→ **TRY IT**
Gather the lines below that include the string "label", copying each in full.

Component data from apps and pages:
****************************************

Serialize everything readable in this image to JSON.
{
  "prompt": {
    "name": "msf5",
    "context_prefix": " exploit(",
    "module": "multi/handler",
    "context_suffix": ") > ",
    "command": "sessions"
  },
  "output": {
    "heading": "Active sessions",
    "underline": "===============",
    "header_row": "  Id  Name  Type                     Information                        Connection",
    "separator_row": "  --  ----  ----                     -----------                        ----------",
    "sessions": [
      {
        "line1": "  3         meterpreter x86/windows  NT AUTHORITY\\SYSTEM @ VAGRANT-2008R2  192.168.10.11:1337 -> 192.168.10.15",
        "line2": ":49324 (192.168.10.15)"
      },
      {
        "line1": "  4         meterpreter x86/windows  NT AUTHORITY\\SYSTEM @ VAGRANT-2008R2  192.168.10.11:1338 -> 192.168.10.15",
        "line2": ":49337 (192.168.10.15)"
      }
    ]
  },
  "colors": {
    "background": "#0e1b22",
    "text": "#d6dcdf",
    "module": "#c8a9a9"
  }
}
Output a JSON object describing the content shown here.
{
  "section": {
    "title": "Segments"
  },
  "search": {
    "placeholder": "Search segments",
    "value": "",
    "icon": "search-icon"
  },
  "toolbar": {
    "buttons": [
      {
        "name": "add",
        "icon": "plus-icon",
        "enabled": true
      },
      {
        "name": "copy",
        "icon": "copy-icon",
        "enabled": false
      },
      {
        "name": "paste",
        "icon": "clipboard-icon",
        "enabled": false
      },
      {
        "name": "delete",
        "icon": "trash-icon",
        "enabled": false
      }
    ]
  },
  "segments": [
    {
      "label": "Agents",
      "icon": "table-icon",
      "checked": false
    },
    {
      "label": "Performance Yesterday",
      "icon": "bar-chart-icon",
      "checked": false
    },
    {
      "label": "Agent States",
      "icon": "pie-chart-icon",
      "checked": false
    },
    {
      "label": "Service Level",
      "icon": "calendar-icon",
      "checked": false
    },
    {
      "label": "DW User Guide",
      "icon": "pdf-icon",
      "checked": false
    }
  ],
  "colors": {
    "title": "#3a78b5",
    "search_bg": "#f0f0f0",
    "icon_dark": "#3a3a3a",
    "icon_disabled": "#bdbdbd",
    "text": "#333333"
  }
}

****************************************

→ **SOLUTION**
      "label": "Agents",
      "label": "Performance Yesterday",
      "label": "Agent States",
      "label": "Service Level",
      "label": "DW User Guide",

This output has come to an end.